§ EXERCISE REQUIREMENTS
Show each line of the listing in which the word "holding" occurs.

<<<<

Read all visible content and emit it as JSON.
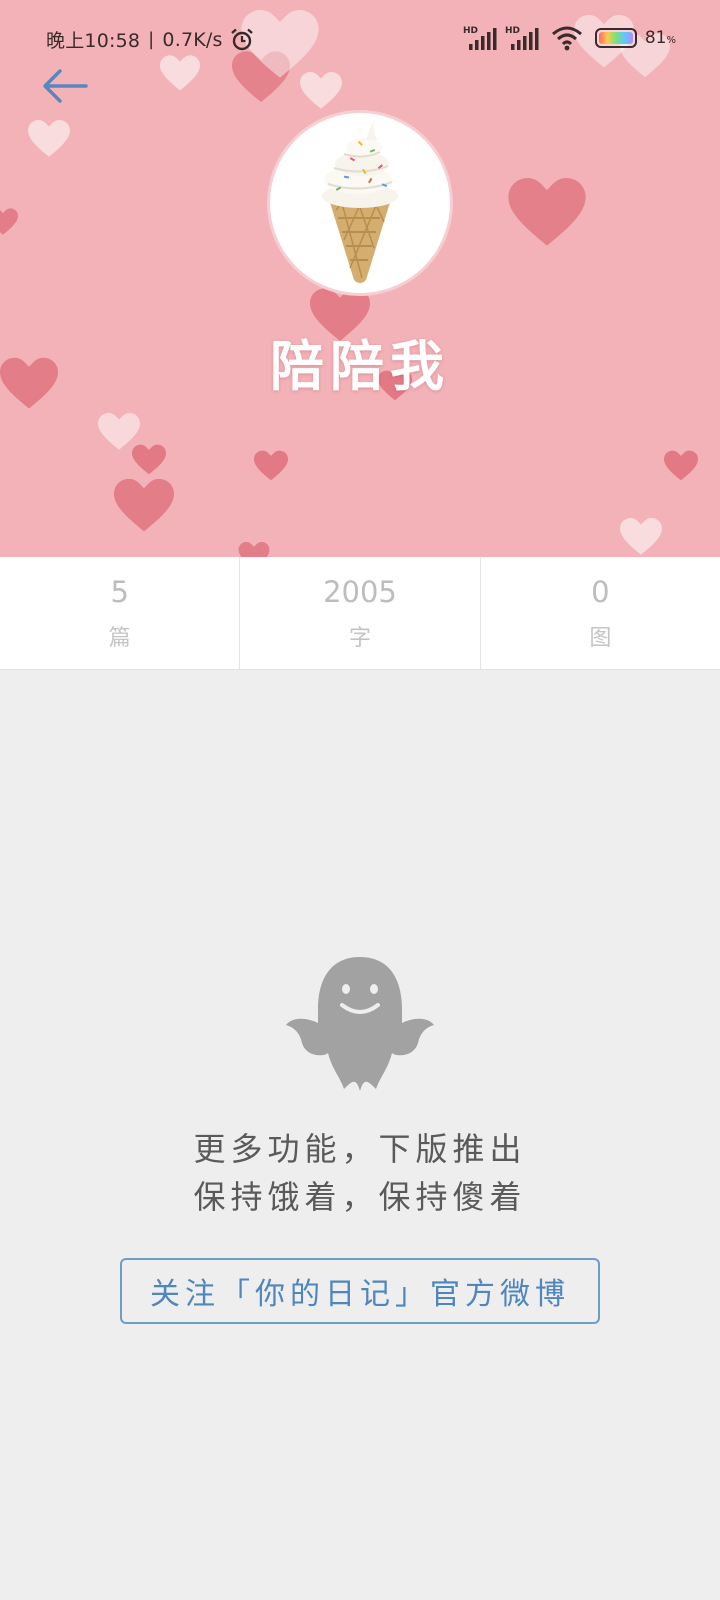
{
  "status_bar": {
    "time": "晚上10:58",
    "separator": "|",
    "network_speed": "0.7K/s",
    "battery_percent": "81",
    "battery_unit": "%"
  },
  "header": {
    "username": "陪陪我",
    "colors": {
      "background": "#f2b2b7",
      "heart": "#e0707c",
      "heart_light": "#ffffff"
    }
  },
  "stats": {
    "articles": {
      "value": "5",
      "label": "篇"
    },
    "words": {
      "value": "2005",
      "label": "字"
    },
    "images": {
      "value": "0",
      "label": "图"
    }
  },
  "empty_state": {
    "icon": "ghost-icon",
    "line1": "更多功能，下版推出",
    "line2": "保持饿着，保持傻着"
  },
  "follow_button": {
    "label": "关注「你的日记」官方微博",
    "color": "#4f86bd"
  },
  "icons": {
    "back": "back-arrow-icon",
    "avatar": "ice-cream-avatar",
    "alarm": "alarm-icon",
    "signal": "signal-icon",
    "wifi": "wifi-icon",
    "battery": "battery-icon"
  }
}
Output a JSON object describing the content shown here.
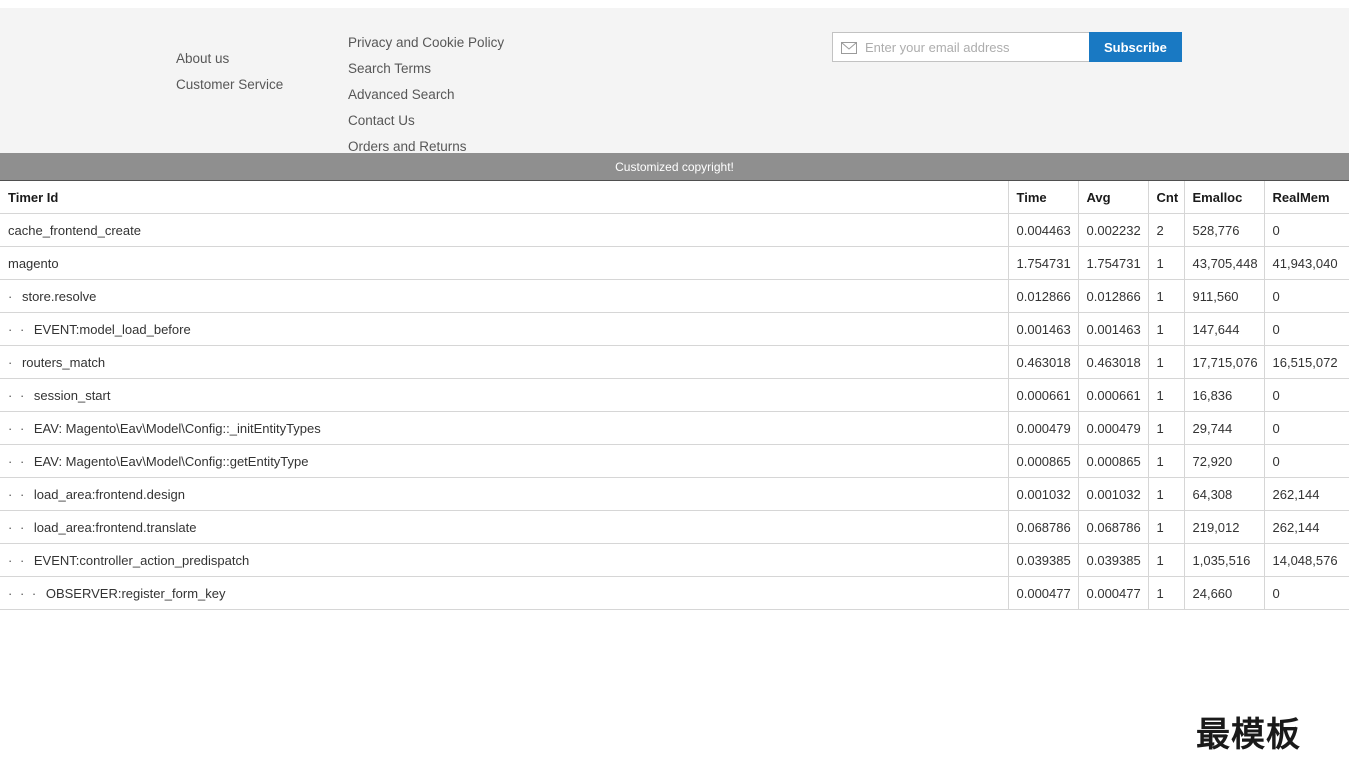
{
  "footer": {
    "columns": [
      {
        "links": [
          {
            "label": "About us"
          },
          {
            "label": "Customer Service"
          }
        ]
      },
      {
        "links": [
          {
            "label": "Privacy and Cookie Policy"
          },
          {
            "label": "Search Terms"
          },
          {
            "label": "Advanced Search"
          },
          {
            "label": "Contact Us"
          },
          {
            "label": "Orders and Returns"
          }
        ]
      }
    ],
    "newsletter": {
      "icon": "envelope-icon",
      "email_value": "",
      "email_placeholder": "Enter your email address",
      "subscribe_label": "Subscribe",
      "button_color": "#1979c3"
    },
    "copyright": {
      "text": "Customized copyright!",
      "background": "#8f8f8f",
      "text_color": "#ffffff"
    }
  },
  "profiler": {
    "columns": [
      "Timer Id",
      "Time",
      "Avg",
      "Cnt",
      "Emalloc",
      "RealMem"
    ],
    "rows": [
      {
        "depth": 0,
        "timer_id": "cache_frontend_create",
        "time": "0.004463",
        "avg": "0.002232",
        "cnt": "2",
        "emalloc": "528,776",
        "realmem": "0"
      },
      {
        "depth": 0,
        "timer_id": "magento",
        "time": "1.754731",
        "avg": "1.754731",
        "cnt": "1",
        "emalloc": "43,705,448",
        "realmem": "41,943,040"
      },
      {
        "depth": 1,
        "timer_id": "store.resolve",
        "time": "0.012866",
        "avg": "0.012866",
        "cnt": "1",
        "emalloc": "911,560",
        "realmem": "0"
      },
      {
        "depth": 2,
        "timer_id": "EVENT:model_load_before",
        "time": "0.001463",
        "avg": "0.001463",
        "cnt": "1",
        "emalloc": "147,644",
        "realmem": "0"
      },
      {
        "depth": 1,
        "timer_id": "routers_match",
        "time": "0.463018",
        "avg": "0.463018",
        "cnt": "1",
        "emalloc": "17,715,076",
        "realmem": "16,515,072"
      },
      {
        "depth": 2,
        "timer_id": "session_start",
        "time": "0.000661",
        "avg": "0.000661",
        "cnt": "1",
        "emalloc": "16,836",
        "realmem": "0"
      },
      {
        "depth": 2,
        "timer_id": "EAV: Magento\\Eav\\Model\\Config::_initEntityTypes",
        "time": "0.000479",
        "avg": "0.000479",
        "cnt": "1",
        "emalloc": "29,744",
        "realmem": "0"
      },
      {
        "depth": 2,
        "timer_id": "EAV: Magento\\Eav\\Model\\Config::getEntityType",
        "time": "0.000865",
        "avg": "0.000865",
        "cnt": "1",
        "emalloc": "72,920",
        "realmem": "0"
      },
      {
        "depth": 2,
        "timer_id": "load_area:frontend.design",
        "time": "0.001032",
        "avg": "0.001032",
        "cnt": "1",
        "emalloc": "64,308",
        "realmem": "262,144"
      },
      {
        "depth": 2,
        "timer_id": "load_area:frontend.translate",
        "time": "0.068786",
        "avg": "0.068786",
        "cnt": "1",
        "emalloc": "219,012",
        "realmem": "262,144"
      },
      {
        "depth": 2,
        "timer_id": "EVENT:controller_action_predispatch",
        "time": "0.039385",
        "avg": "0.039385",
        "cnt": "1",
        "emalloc": "1,035,516",
        "realmem": "14,048,576"
      },
      {
        "depth": 3,
        "timer_id": "OBSERVER:register_form_key",
        "time": "0.000477",
        "avg": "0.000477",
        "cnt": "1",
        "emalloc": "24,660",
        "realmem": "0"
      }
    ]
  },
  "watermark": {
    "title": "最模板",
    "url": "www.zuimoban.com"
  }
}
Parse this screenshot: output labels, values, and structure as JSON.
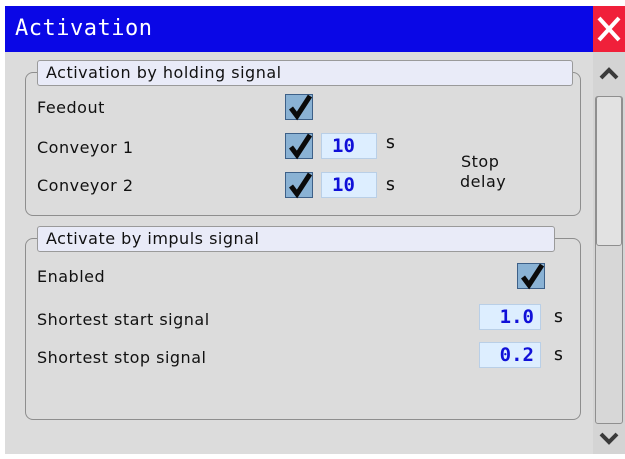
{
  "window": {
    "title": "Activation"
  },
  "holding": {
    "title": "Activation by holding signal",
    "feedout_label": "Feedout",
    "conveyor1_label": "Conveyor 1",
    "conveyor1_value": "10",
    "conveyor1_unit": "s",
    "conveyor2_label": "Conveyor 2",
    "conveyor2_value": "10",
    "conveyor2_unit": "s",
    "stop_delay_line1": "Stop",
    "stop_delay_line2": "delay",
    "feedout_checked": true,
    "conveyor1_checked": true,
    "conveyor2_checked": true
  },
  "impuls": {
    "title": "Activate by impuls signal",
    "enabled_label": "Enabled",
    "enabled_checked": true,
    "start_label": "Shortest start signal",
    "start_value": "1.0",
    "start_unit": "s",
    "stop_label": "Shortest stop signal",
    "stop_value": "0.2",
    "stop_unit": "s"
  },
  "colors": {
    "titlebar": "#0a07e6",
    "close": "#f0203a",
    "panel": "#dcdcdc",
    "field_text": "#1010d8"
  },
  "icons": {
    "close": "close-icon",
    "check": "checkmark-icon",
    "up": "chevron-up-icon",
    "down": "chevron-down-icon"
  }
}
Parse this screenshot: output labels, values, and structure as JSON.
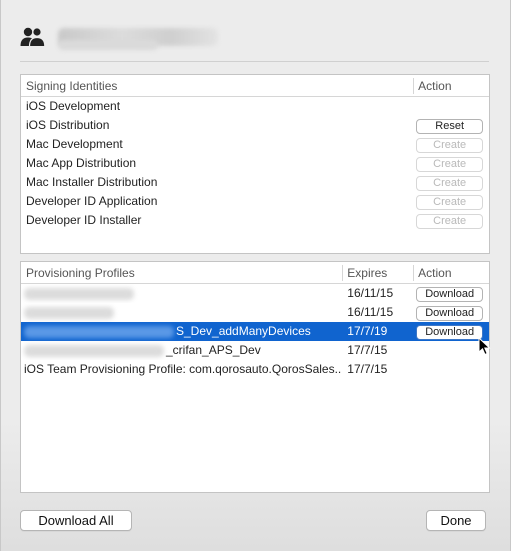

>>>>

§ RESULT BELOW
  "holding": {
    "title": "Activation by holding signal",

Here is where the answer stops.